=== Begin Enclosure ===
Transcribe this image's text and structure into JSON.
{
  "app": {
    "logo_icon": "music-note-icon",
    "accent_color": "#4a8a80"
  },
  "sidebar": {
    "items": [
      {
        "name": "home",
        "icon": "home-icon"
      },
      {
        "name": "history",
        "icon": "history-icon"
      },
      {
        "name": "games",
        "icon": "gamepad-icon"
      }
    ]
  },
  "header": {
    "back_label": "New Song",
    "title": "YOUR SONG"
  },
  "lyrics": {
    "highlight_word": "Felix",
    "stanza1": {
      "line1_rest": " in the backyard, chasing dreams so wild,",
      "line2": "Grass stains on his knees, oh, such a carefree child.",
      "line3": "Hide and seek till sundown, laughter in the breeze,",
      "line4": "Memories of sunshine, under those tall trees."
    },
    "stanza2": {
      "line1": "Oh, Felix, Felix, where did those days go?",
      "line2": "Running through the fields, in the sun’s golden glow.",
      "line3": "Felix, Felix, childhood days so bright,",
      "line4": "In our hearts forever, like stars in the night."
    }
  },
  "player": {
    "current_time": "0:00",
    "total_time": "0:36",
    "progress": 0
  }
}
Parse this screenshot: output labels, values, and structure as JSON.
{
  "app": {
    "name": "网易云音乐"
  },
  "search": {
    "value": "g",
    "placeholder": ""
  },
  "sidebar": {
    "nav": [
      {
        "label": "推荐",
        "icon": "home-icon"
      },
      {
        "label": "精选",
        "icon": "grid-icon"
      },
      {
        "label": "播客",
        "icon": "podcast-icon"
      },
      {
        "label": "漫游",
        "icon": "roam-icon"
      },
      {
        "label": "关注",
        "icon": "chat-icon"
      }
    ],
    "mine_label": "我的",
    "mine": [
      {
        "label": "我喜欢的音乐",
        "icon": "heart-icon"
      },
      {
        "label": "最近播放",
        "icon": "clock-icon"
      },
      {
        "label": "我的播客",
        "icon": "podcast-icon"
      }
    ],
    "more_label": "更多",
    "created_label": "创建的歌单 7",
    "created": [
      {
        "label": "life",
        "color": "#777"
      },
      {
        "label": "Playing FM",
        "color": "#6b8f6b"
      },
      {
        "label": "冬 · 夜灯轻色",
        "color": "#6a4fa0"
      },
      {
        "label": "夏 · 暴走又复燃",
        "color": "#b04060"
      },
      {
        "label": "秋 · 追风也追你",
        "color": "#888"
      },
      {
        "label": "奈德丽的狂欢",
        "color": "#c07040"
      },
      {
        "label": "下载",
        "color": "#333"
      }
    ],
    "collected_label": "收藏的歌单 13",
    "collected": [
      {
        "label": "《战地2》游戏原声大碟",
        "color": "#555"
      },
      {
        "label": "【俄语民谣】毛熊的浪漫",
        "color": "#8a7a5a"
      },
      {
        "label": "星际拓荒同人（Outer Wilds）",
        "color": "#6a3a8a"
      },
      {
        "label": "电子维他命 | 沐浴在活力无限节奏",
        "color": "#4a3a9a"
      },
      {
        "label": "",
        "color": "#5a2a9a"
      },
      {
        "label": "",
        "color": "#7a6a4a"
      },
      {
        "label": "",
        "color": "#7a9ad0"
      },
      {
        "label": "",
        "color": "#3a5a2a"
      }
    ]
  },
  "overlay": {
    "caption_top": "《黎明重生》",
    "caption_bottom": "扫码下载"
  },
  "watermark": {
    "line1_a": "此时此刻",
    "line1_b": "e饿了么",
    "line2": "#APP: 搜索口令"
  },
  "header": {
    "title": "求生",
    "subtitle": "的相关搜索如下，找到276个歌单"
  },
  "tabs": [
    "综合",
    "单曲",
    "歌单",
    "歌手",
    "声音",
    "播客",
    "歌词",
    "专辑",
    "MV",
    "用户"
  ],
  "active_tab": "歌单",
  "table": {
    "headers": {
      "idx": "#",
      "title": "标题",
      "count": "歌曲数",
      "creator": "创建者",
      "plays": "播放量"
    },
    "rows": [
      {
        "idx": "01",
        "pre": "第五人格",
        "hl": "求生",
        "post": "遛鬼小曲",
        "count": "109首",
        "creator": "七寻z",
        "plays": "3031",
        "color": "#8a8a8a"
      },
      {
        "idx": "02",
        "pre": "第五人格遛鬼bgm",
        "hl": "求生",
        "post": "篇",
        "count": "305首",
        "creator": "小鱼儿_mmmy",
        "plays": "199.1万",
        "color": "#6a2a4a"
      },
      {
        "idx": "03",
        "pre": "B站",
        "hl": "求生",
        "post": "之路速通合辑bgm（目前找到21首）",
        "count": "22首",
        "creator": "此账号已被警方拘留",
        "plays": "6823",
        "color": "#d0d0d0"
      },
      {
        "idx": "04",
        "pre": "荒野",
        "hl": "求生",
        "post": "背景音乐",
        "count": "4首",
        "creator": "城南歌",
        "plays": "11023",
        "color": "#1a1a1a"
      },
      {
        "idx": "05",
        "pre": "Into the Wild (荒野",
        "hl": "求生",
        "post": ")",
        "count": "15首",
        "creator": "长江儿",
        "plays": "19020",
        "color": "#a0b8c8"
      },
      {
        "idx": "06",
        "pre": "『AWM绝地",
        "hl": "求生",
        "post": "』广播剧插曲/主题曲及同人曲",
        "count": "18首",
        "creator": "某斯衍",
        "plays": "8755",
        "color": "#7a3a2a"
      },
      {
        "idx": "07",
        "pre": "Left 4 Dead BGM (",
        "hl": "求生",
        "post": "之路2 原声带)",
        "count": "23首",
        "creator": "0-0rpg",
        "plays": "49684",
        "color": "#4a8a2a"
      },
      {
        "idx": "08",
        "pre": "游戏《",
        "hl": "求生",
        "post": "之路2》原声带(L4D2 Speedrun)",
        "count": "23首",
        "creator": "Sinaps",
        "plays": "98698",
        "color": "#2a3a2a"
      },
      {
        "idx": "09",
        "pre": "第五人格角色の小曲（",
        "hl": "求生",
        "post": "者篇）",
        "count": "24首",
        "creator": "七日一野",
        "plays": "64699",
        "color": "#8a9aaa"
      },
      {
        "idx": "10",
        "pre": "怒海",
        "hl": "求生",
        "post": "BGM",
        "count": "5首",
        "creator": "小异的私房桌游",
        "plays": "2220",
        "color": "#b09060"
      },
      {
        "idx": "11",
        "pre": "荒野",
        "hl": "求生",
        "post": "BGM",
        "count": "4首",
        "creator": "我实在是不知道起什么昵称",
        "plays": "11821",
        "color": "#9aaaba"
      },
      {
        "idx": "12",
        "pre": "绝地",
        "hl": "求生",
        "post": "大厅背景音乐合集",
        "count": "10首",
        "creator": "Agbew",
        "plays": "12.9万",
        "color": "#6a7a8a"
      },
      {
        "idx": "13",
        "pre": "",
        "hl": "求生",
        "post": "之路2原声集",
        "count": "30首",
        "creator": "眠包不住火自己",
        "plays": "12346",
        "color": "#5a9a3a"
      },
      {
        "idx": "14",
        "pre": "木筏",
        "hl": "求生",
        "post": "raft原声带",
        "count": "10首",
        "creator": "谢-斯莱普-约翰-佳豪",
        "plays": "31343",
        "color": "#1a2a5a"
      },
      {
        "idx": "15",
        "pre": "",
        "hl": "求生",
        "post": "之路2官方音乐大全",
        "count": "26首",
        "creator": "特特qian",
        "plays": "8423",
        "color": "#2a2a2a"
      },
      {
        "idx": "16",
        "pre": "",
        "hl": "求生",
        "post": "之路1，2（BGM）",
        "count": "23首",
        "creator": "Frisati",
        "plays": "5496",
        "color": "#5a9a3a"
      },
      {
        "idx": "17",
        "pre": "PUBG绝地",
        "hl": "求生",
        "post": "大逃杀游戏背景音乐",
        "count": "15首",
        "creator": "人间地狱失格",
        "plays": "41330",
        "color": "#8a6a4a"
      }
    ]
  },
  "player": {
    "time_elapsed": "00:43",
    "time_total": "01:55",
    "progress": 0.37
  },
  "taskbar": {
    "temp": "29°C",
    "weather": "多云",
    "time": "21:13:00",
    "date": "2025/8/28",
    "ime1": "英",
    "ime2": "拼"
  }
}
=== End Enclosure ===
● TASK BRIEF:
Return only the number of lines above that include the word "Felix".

● REPLY:
3